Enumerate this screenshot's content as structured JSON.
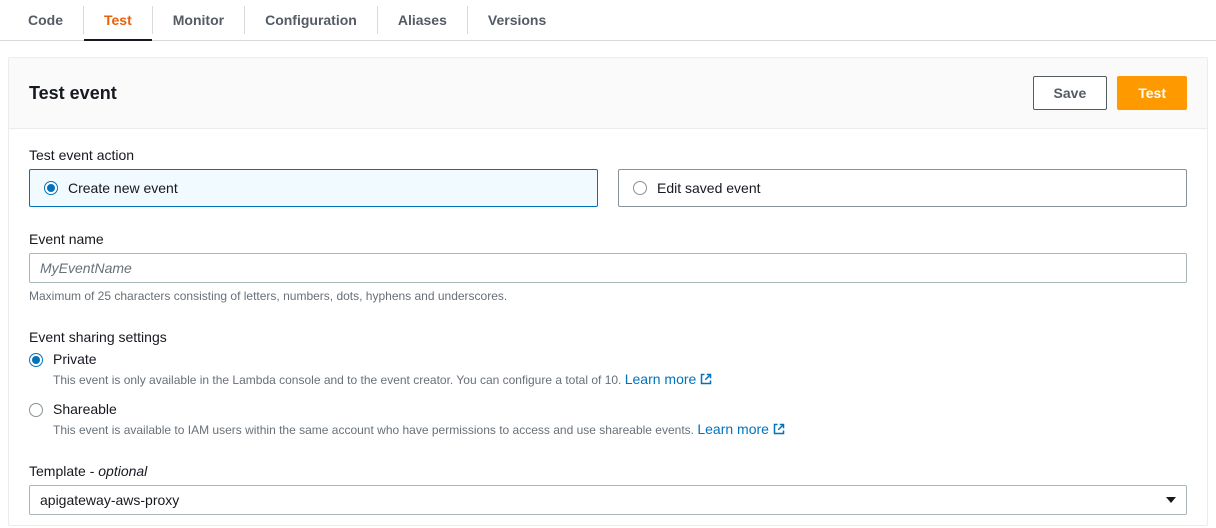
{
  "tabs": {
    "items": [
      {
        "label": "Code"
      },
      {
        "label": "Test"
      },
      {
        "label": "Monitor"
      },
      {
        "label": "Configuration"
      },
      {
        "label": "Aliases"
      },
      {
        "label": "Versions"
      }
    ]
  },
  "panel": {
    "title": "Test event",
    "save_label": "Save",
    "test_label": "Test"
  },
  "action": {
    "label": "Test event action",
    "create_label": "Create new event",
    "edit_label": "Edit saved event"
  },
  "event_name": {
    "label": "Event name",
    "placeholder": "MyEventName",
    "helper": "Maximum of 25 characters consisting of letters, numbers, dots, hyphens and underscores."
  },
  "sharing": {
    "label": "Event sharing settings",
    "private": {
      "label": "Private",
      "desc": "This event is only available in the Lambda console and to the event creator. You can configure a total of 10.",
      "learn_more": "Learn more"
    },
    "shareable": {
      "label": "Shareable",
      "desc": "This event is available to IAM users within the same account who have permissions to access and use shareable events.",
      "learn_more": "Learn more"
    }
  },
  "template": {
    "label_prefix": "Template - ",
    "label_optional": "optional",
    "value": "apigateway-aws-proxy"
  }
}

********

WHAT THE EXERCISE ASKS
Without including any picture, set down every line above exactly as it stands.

SOLUTION
Enumerate this screenshot's content as structured JSON.
{
  "tabs": {
    "items": [
      {
        "label": "Code"
      },
      {
        "label": "Test"
      },
      {
        "label": "Monitor"
      },
      {
        "label": "Configuration"
      },
      {
        "label": "Aliases"
      },
      {
        "label": "Versions"
      }
    ]
  },
  "panel": {
    "title": "Test event",
    "save_label": "Save",
    "test_label": "Test"
  },
  "action": {
    "label": "Test event action",
    "create_label": "Create new event",
    "edit_label": "Edit saved event"
  },
  "event_name": {
    "label": "Event name",
    "placeholder": "MyEventName",
    "helper": "Maximum of 25 characters consisting of letters, numbers, dots, hyphens and underscores."
  },
  "sharing": {
    "label": "Event sharing settings",
    "private": {
      "label": "Private",
      "desc": "This event is only available in the Lambda console and to the event creator. You can configure a total of 10.",
      "learn_more": "Learn more"
    },
    "shareable": {
      "label": "Shareable",
      "desc": "This event is available to IAM users within the same account who have permissions to access and use shareable events.",
      "learn_more": "Learn more"
    }
  },
  "template": {
    "label_prefix": "Template - ",
    "label_optional": "optional",
    "value": "apigateway-aws-proxy"
  }
}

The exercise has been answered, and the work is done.